I am SO proud of you for finally giving up your paci's at bedtime!  All it took was the promise of a toy sword after three successful attempts. 

You got your sword.  
And now you're paci free, baby.
Mark it in the books!

Life wasn't half as rich before you were born.

We love you to the moon and back, sweet boy.

Friday, September 4, 2015


Marc meeting with student small-group leaders
The semester continues.

We're only two weeks in, and so far it's going really well!  Our student ministry team is catching the vision and taking ownership of this group more than we've seen in previous groups.  As we're pouring into them, they're pouring into others, and it's exciting to see the relationships being formed, even among students who would have never been friends ordinarily.

As I'm caring for my children, leading our church worship team, and hosting college students here in Virginia, I suppose things are going pretty well!  But right now, my heart is most definitely in Texas.

After the scare in the ICU, my dad was continuing to recover at a rehab hospital when just a few days ago, his oxygen suddenly dropped dangerously low AGAIN.  He was rushed BACK to the ER, where it appears he's now experiencing rejection issues with his transplanted lung.  At this point, the doctors are treating the rejection with heavy-duty antibiotics and steroids, and hopefully all will respond and he'll be on his way again towards recovery.  But all this throws yet another obstacle in the way of recovering from his knee replacement surgery.

My dad's been in the hospital going on a month now.  At one point, we didn't know if he was going to live.  And then things begin to improve, and we're back to square one again.

I know Dad is physically and emotionally weary.  So is my Mom.  (So am I.)  This keeps going on and on.  Here's a man with numerous post-graduate degrees, and his biggest accomplishment today would be to sit at the edge of his bed for 20 minutes.  It's heartbreaking to hear your usually strong father breaking down crying to you over the phone.  (I know the heavy steroids are contributing to his very real feelings.)   You can pray for his mental and emotional state right now as he just wants to go HOME and all this to go away.

One of my dearest old friends in Texas, Ellen, who herself has experienced a parent with severe medical issues in recent years, blessed our family when she called in and treated us to a FEAST of our favorite indian food last night.  Yummmm!
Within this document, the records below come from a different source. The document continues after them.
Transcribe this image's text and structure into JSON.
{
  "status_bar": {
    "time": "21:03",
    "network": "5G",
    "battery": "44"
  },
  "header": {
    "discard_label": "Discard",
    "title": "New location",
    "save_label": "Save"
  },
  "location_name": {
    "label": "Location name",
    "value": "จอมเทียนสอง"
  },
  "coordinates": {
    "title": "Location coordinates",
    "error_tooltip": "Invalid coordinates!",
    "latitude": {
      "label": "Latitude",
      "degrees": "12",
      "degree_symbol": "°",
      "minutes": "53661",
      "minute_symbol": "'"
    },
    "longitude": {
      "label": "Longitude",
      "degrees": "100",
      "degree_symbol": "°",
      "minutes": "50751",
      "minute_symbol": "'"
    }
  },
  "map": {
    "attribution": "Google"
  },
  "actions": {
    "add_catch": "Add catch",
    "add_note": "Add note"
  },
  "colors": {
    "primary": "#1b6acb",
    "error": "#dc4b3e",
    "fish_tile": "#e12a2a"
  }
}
Such a thoughtful and delicious treat.  Thank you for caring for us, my sweet friend!

Thank you to so many of you who have prayed for my family during this past crazy month.